Miss Timmins' School for Girls
In 1974, three weeks before her twenty-first birthday, Charulata Apte arrives at Miss Timmins' School for Girls in Panchgani. Shy, sheltered, and running from a scandal that disgraced her Brahmin family, Charu finds herself teaching Shakespeare to rich I...more
Moira Prince also teaches at Miss Timmins'. She is unorthodox, a bit older, worldly, and troubled. Miss Prince, nicknamed Pin, has a mysterious connection with the school's director, and seems to have cast a spell on Charu, who becomes deeply involved with her and the group of bohemians who are her friends.
One night, Pin seems especially...more
This is a very strange book. It's a mystery wrapped in a veil of social commentary of the 1970s in India. I'm sure it will often get shelved in a lesbian/bisexual category, but I think it's more about love and growing up during those times. I categorize it as historical fiction, although since I grew up in th...more
Pretty cover, huh?
Merch held the view that the only reality was fiction. "This includes, of course, movies a...more
This book was much broader in scope than I had anticipated. I expected a who...more
Then, narrator #2, one of the school girl...more
The mystery was good - too slow, but good. The coming of age story, not so much. Almost as if she really should have written it as two separate books. I found it hard to care what happened to Charu and much preferred Nandita as a character. The "two stories in one" also made it difficult for Ms. Currimbhoy to give either story its proper due, and the mystery lacks for it. She spent so much time...more
What I didn't expect was such an intense and complicated set of characters, the clash of Indian caste culture with British boarding-school rules.
Charu Apte is a Brahmin girl who graduates from college and wants to be a teacher. Her parents reluctantly agree because they know the prospects for her to marry are slim to none, due to a disfiguring...more

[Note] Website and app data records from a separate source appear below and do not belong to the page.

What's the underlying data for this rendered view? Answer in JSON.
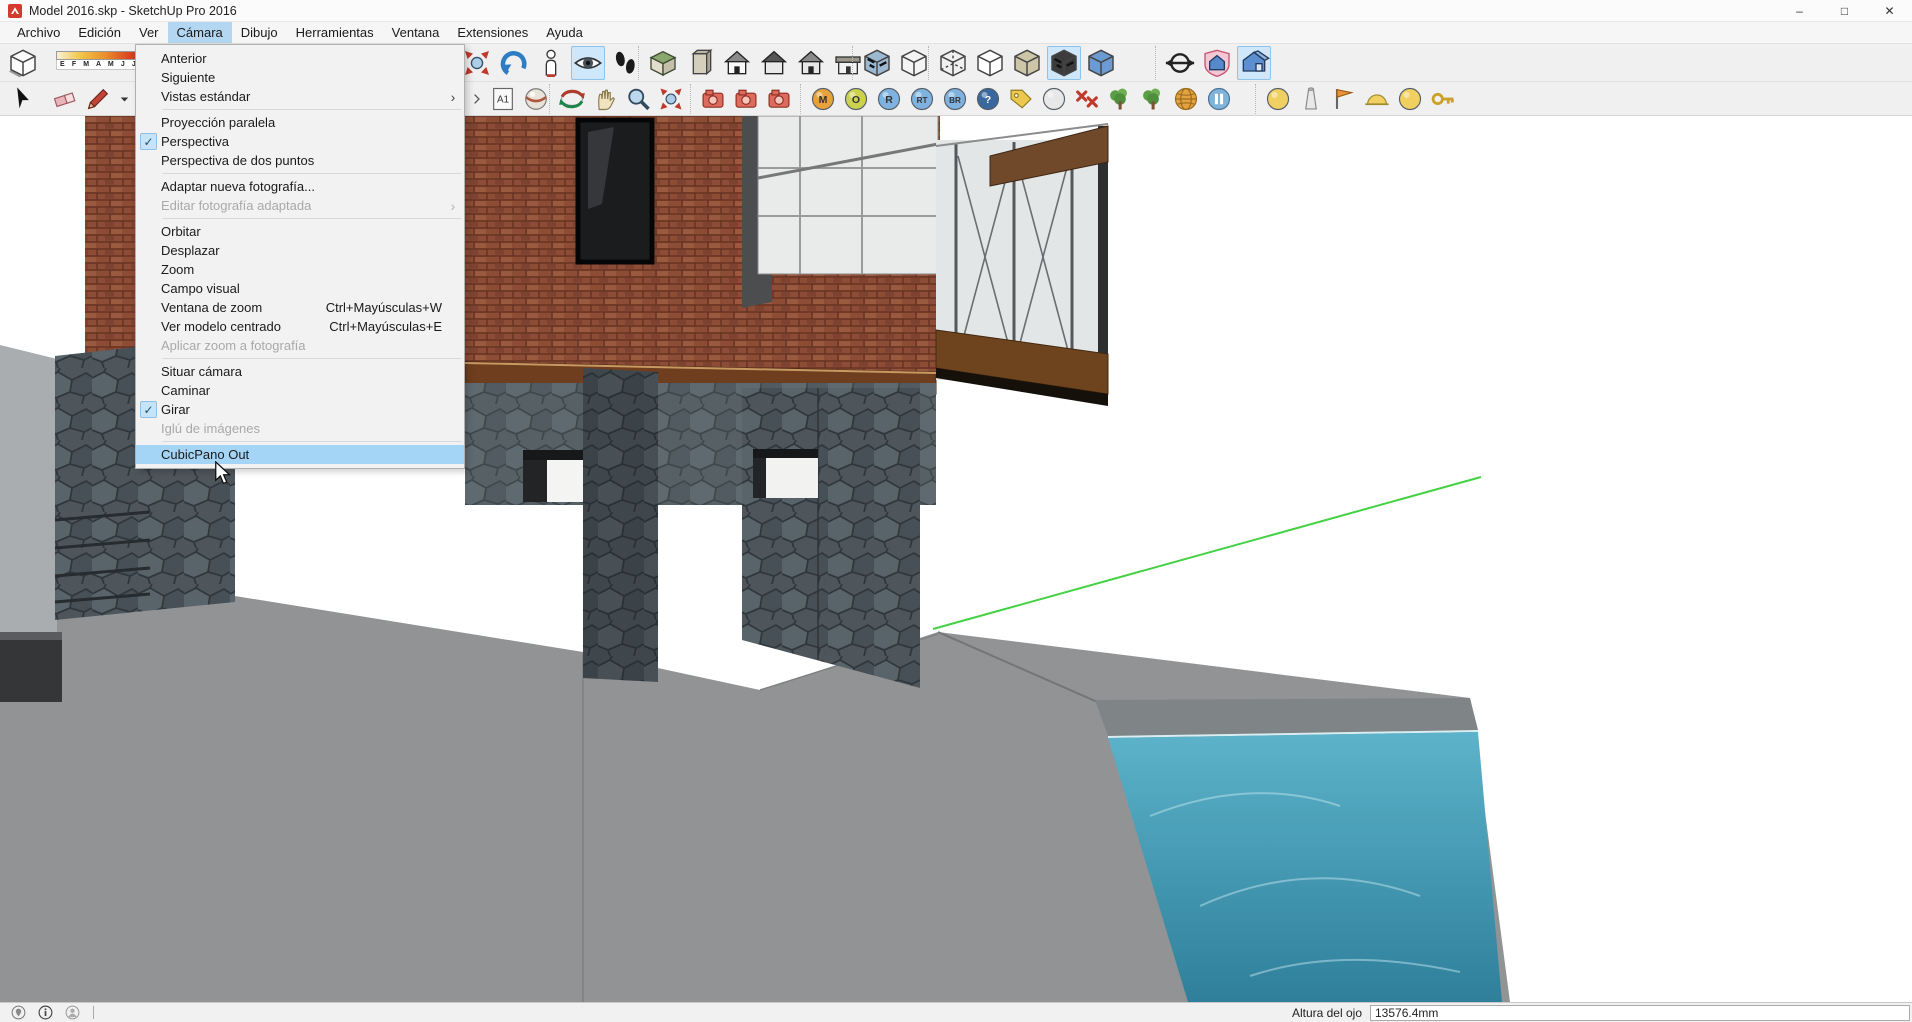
{
  "window": {
    "title": "Model 2016.skp - SketchUp Pro 2016",
    "controls": [
      {
        "name": "minimize-button",
        "glyph": "–"
      },
      {
        "name": "maximize-button",
        "glyph": "□"
      },
      {
        "name": "close-button",
        "glyph": "✕"
      }
    ]
  },
  "menu_bar": {
    "items": [
      {
        "label": "Archivo"
      },
      {
        "label": "Edición"
      },
      {
        "label": "Ver"
      },
      {
        "label": "Cámara",
        "active": true
      },
      {
        "label": "Dibujo"
      },
      {
        "label": "Herramientas"
      },
      {
        "label": "Ventana"
      },
      {
        "label": "Extensiones"
      },
      {
        "label": "Ayuda"
      }
    ]
  },
  "camera_menu": {
    "items": [
      {
        "label": "Anterior"
      },
      {
        "label": "Siguiente"
      },
      {
        "label": "Vistas estándar",
        "submenu": true,
        "separator_after": true
      },
      {
        "label": "Proyección paralela"
      },
      {
        "label": "Perspectiva",
        "checked": true
      },
      {
        "label": "Perspectiva de dos puntos",
        "separator_after": true
      },
      {
        "label": "Adaptar nueva fotografía..."
      },
      {
        "label": "Editar fotografía adaptada",
        "disabled": true,
        "submenu": true,
        "separator_after": true
      },
      {
        "label": "Orbitar"
      },
      {
        "label": "Desplazar"
      },
      {
        "label": "Zoom"
      },
      {
        "label": "Campo visual"
      },
      {
        "label": "Ventana de zoom",
        "shortcut": "Ctrl+Mayúsculas+W"
      },
      {
        "label": "Ver modelo centrado",
        "shortcut": "Ctrl+Mayúsculas+E"
      },
      {
        "label": "Aplicar zoom a fotografía",
        "disabled": true,
        "separator_after": true
      },
      {
        "label": "Situar cámara"
      },
      {
        "label": "Caminar"
      },
      {
        "label": "Girar",
        "checked": true
      },
      {
        "label": "Iglú de imágenes",
        "disabled": true,
        "separator_after": true
      },
      {
        "label": "CubicPano Out",
        "highlighted": true
      }
    ]
  },
  "shadow_toolbar": {
    "months": "E F M A M J J A S"
  },
  "toolbar_row1": {
    "groups": [
      [
        {
          "name": "shadow-dialog-icon",
          "shape": "bigcube"
        }
      ],
      [
        {
          "name": "zoom-extents-icon",
          "shape": "zoomext"
        },
        {
          "name": "previous-view-icon",
          "shape": "prevarrow"
        },
        {
          "name": "position-camera-icon",
          "shape": "person"
        },
        {
          "name": "look-around-icon",
          "shape": "eye",
          "active": true
        },
        {
          "name": "walk-icon",
          "shape": "footprints"
        }
      ],
      [
        {
          "name": "iso-view-icon",
          "shape": "houseiso"
        },
        {
          "name": "top-view-icon",
          "shape": "housetall"
        },
        {
          "name": "front-view-icon",
          "shape": "housefront"
        },
        {
          "name": "back-view-icon",
          "shape": "houseback"
        },
        {
          "name": "right-view-icon",
          "shape": "housefront",
          "fill": "#e6e6e6"
        },
        {
          "name": "left-view-icon",
          "shape": "houseflat"
        }
      ],
      [
        {
          "name": "xray-mode-icon",
          "shape": "cube",
          "fill": "#9db9d2",
          "tex": true
        },
        {
          "name": "back-edges-icon",
          "shape": "cube",
          "fill": "#f4f4f4"
        }
      ],
      [
        {
          "name": "wireframe-style-icon",
          "shape": "wirecube"
        },
        {
          "name": "hidden-line-style-icon",
          "shape": "cube",
          "fill": "#ffffff"
        },
        {
          "name": "shaded-style-icon",
          "shape": "cube",
          "fill": "#cdc5a8"
        },
        {
          "name": "shaded-textures-style-icon",
          "shape": "cube",
          "fill": "#3c3c3c",
          "tex": true,
          "active": true
        },
        {
          "name": "monochrome-style-icon",
          "shape": "cube",
          "fill": "#6b9bd2"
        }
      ],
      [
        {
          "name": "look-around-compass-icon",
          "shape": "compass"
        },
        {
          "name": "photo-match-icon",
          "shape": "shieldhouse"
        },
        {
          "name": "image-igloo-icon",
          "shape": "bluehouse3d",
          "active": true
        }
      ]
    ]
  },
  "toolbar_row2": {
    "groups": [
      [
        {
          "name": "select-tool-icon",
          "shape": "cursorsel"
        }
      ],
      [
        {
          "name": "eraser-tool-icon",
          "shape": "eraser"
        },
        {
          "name": "line-tool-icon",
          "shape": "pencil"
        },
        {
          "name": "line-tool-dropdown-icon",
          "shape": "caret"
        }
      ],
      [
        {
          "name": "toolbar-overflow-icon",
          "shape": "chevron"
        },
        {
          "name": "layout-export-icon",
          "shape": "a1doc"
        },
        {
          "name": "styles-icon",
          "shape": "spherestyle"
        }
      ],
      [
        {
          "name": "orbit-tool-icon",
          "shape": "orbit"
        },
        {
          "name": "pan-tool-icon",
          "shape": "hand"
        },
        {
          "name": "zoom-tool-icon",
          "shape": "magnifier"
        },
        {
          "name": "zoom-extents-tool-icon",
          "shape": "zoomext"
        }
      ],
      [
        {
          "name": "photo-export-icon",
          "shape": "redcam"
        },
        {
          "name": "render-export-icon",
          "shape": "redcam"
        },
        {
          "name": "animation-export-icon",
          "shape": "redcam"
        }
      ],
      [
        {
          "name": "vray-material-editor-icon",
          "shape": "ball",
          "color": "#e8a23c",
          "letter": "M"
        },
        {
          "name": "vray-options-icon",
          "shape": "ball",
          "color": "#cdd24e",
          "letter": "O"
        },
        {
          "name": "vray-render-icon",
          "shape": "ball",
          "color": "#7fb2de",
          "letter": "R"
        },
        {
          "name": "vray-rt-icon",
          "shape": "ball",
          "color": "#7fb2de",
          "letter": "RT"
        },
        {
          "name": "vray-batch-render-icon",
          "shape": "ball",
          "color": "#7fb2de",
          "letter": "BR"
        },
        {
          "name": "vray-help-icon",
          "shape": "ball",
          "color": "#39689e",
          "letter": "?",
          "text_color": "#ffffff"
        },
        {
          "name": "vray-frame-buffer-icon",
          "shape": "tag"
        },
        {
          "name": "vray-sphere-icon",
          "shape": "ball",
          "color": "#e8e8e8"
        },
        {
          "name": "vray-clear-icon",
          "shape": "xx"
        },
        {
          "name": "vray-proxy-icon",
          "shape": "tree"
        },
        {
          "name": "vray-fur-icon",
          "shape": "tree"
        },
        {
          "name": "vray-sun-icon",
          "shape": "globe"
        },
        {
          "name": "vray-pause-icon",
          "shape": "pause"
        }
      ],
      [
        {
          "name": "vray-omni-light-icon",
          "shape": "ball",
          "color": "#f0d060"
        },
        {
          "name": "vray-spot-light-icon",
          "shape": "spray"
        },
        {
          "name": "vray-rect-light-icon",
          "shape": "flag"
        },
        {
          "name": "vray-dome-light-icon",
          "shape": "domelight"
        },
        {
          "name": "vray-sphere-light-icon",
          "shape": "ball",
          "color": "#f0d060"
        },
        {
          "name": "vray-ies-light-icon",
          "shape": "key"
        }
      ]
    ]
  },
  "status_bar": {
    "icons": [
      {
        "name": "geolocation-icon",
        "shape": "geopin"
      },
      {
        "name": "credits-icon",
        "shape": "infocircle"
      },
      {
        "name": "account-icon",
        "shape": "personcircle"
      }
    ],
    "eye_height_label": "Altura del ojo",
    "eye_height_value": "13576.4mm"
  },
  "colors": {
    "menu_highlight": "#a5d5f6",
    "menubar_active": "#b3d7f2",
    "check_bg": "#c7e3f8",
    "axis_green": "#43d243"
  }
}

I loved this book. It's hard to believe it's a debut novel. My worst criticism was that I found it a little long and that it occasionally dragged a bit. On the other hand, I loved it so much, part of me wanted it to last even longer!

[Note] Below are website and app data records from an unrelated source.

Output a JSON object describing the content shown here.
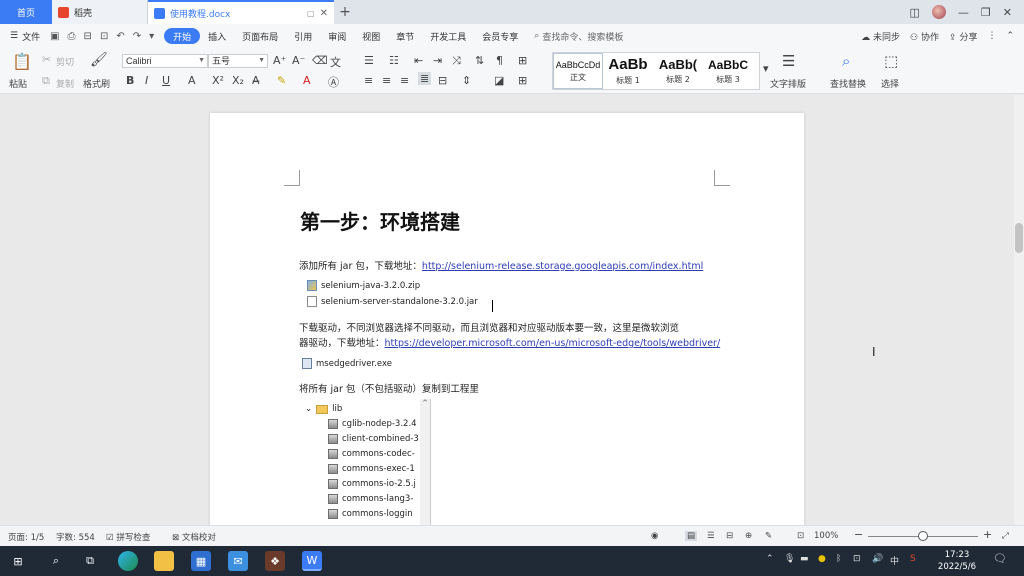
{
  "tabs": {
    "home": "首页",
    "tab1": "稻壳",
    "tab2": "使用教程.docx"
  },
  "menu": {
    "file": "文件",
    "items": [
      "开始",
      "插入",
      "页面布局",
      "引用",
      "审阅",
      "视图",
      "章节",
      "开发工具",
      "会员专享"
    ],
    "search": "查找命令、搜索模板",
    "right": [
      "未同步",
      "协作",
      "分享"
    ]
  },
  "toolbar": {
    "paste": "粘贴",
    "cut": "剪切",
    "copy": "复制",
    "format_painter": "格式刷",
    "font_name": "Calibri",
    "font_size": "五号",
    "styles": [
      {
        "sample": "AaBbCcDd",
        "label": "正文"
      },
      {
        "sample": "AaBb",
        "label": "标题 1"
      },
      {
        "sample": "AaBb(",
        "label": "标题 2"
      },
      {
        "sample": "AaBbC",
        "label": "标题 3"
      }
    ],
    "text_layout": "文字排版",
    "find_replace": "查找替换",
    "select": "选择"
  },
  "document": {
    "title": "第一步：环境搭建",
    "p1_text": "添加所有 jar 包，下载地址：",
    "p1_link": "http://selenium-release.storage.googleapis.com/index.html",
    "files1": [
      "selenium-java-3.2.0.zip",
      "selenium-server-standalone-3.2.0.jar"
    ],
    "p2_line1": "下载驱动，不同浏览器选择不同驱动，而且浏览器和对应驱动版本要一致，这里是微软浏览",
    "p2_line2": "器驱动，下载地址：",
    "p2_link": "https://developer.microsoft.com/en-us/microsoft-edge/tools/webdriver/",
    "driver_file": "msedgedriver.exe",
    "p3_text": "将所有 jar 包（不包括驱动）复制到工程里",
    "tree_folder": "lib",
    "tree_items": [
      "cglib-nodep-3.2.4",
      "client-combined-3",
      "commons-codec-",
      "commons-exec-1",
      "commons-io-2.5.j",
      "commons-lang3-",
      "commons-loggin"
    ]
  },
  "status": {
    "page": "页面: 1/5",
    "words": "字数: 554",
    "spell": "拼写检查",
    "doc_check": "文档校对",
    "zoom": "100%"
  },
  "taskbar": {
    "time": "17:23",
    "date": "2022/5/6",
    "ime": "中"
  }
}
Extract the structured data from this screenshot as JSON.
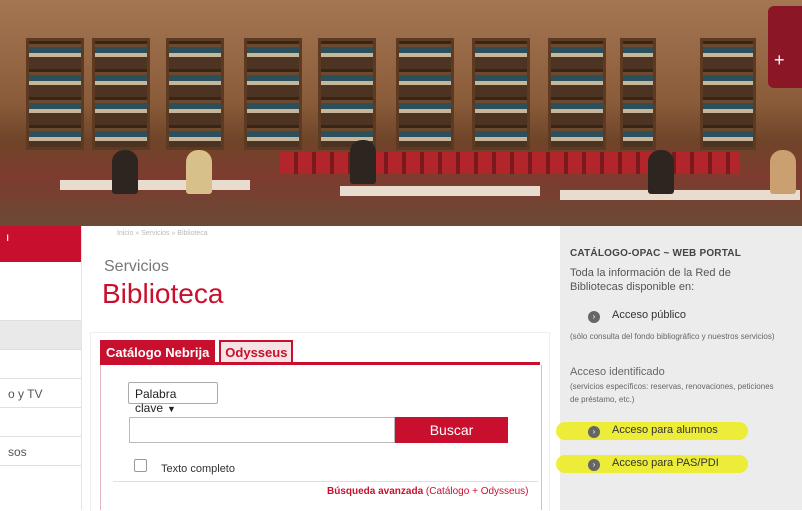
{
  "banner": {
    "logo_text": "+"
  },
  "sidebar": {
    "items": [
      "",
      "",
      "",
      "o y TV",
      "",
      "sos"
    ]
  },
  "breadcrumb": "Inicio  »  Servicios  »  Biblioteca",
  "page": {
    "section": "Servicios",
    "title": "Biblioteca"
  },
  "tabs": [
    {
      "label": "Catálogo Nebrija",
      "active": true
    },
    {
      "label": "Odysseus",
      "active": false
    }
  ],
  "search": {
    "select_value": "Palabra clave",
    "input_value": "",
    "button_label": "Buscar",
    "fulltext_label": "Texto completo",
    "advanced_label": "Búsqueda avanzada",
    "advanced_suffix": " (Catálogo + Odysseus)"
  },
  "right": {
    "title": "CATÁLOGO-OPAC ~ WEB PORTAL",
    "description": "Toda la información de la Red de Bibliotecas disponible en:",
    "public_link": "Acceso público",
    "public_note": "(sólo consulta del fondo bibliográfico y nuestros servicios)",
    "identified_title": "Acceso identificado",
    "identified_note": "(servicios específicos: reservas, renovaciones, peticiones de préstamo, etc.)",
    "students_link": "Acceso para alumnos",
    "staff_link": "Acceso para PAS/PDI",
    "link_icon": "›"
  },
  "colors": {
    "accent": "#c8102e",
    "highlight": "#ecec1a"
  }
}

The story takes place in a boarding school in India, where upper class girls mix with British missionaries and rock and roll, drugs, and other influences of the time-it is the mid 1970's and the times, well, they tru...more
A bit draggy towards the end..
The writing was fluid and consistent..even when the voice shifted from Charu's to Nandini's, the thread was maintained with Macbeth.The shift in voice was also perfectly timed to avoid what would surely have been a prolonged grief reaction that the book might not have sustained.
The love (?) stories were disappointing due to inconsistencies between her relationship with Pin and the character of Pin;her relationship with Pin should...more
This is Nayana Currimbhoy's first novel. Her writing can only be described as lovely, and I look forward to reading more of her work. I'm not a fan of overt similes - X was like Y - and Ms. Currimbhoy is a master of the subtly evocat...more
Then I signed up for this tour. My first thought was, great, here we go again, but then I picked up the book and started reading and realized this was unlike any story set in India I'd read thus far.
The story of Charu was interesting enough - but add into the m...more
I requested the ARC for Miss Timmins School for Girls after reading the overview at Net Galley.
I was immediately drawn in by Nayana Currimbhoy's use of language and smooth writing. The 1974 setting in a small mountain town in India is unique and well drawn. Much of the story takes place during the monsoon season, and I could feel the perpetual dampness and visualize the land shrouded in mist and heavy squalls.
The fictional Miss Timmins' School for Girls is in this town--a British missionary boar...more
This book had an intriguing premise and lots of interesting tidbits about life in India, but somehow it didn't quite work. The book was way too long and dragged in many places; there were too many cha...more
I nearly stopped reading Miss Timmin's School for Girls by Nayana Currimbhoy after the first 125 pages. In fact, I put it aside and read another book before picking it back up and finishing the novel. While the background information in the first...more
Right from the very first page we’re teased with the central mystery, and introduced in such a way that we’re immediately susp...more
Share This Book
"Well, I'm not sure that they would be complex enough for competitions," she said. Pursing her lips, she blushed a dark, deep red. I knew I had said something wrong, but it took me a few days to understand the reason for Miss Manson's disapproval and discomfort. She blushed a beetroot red because I had unwittingly questioned the core belief of the school: British was Better.”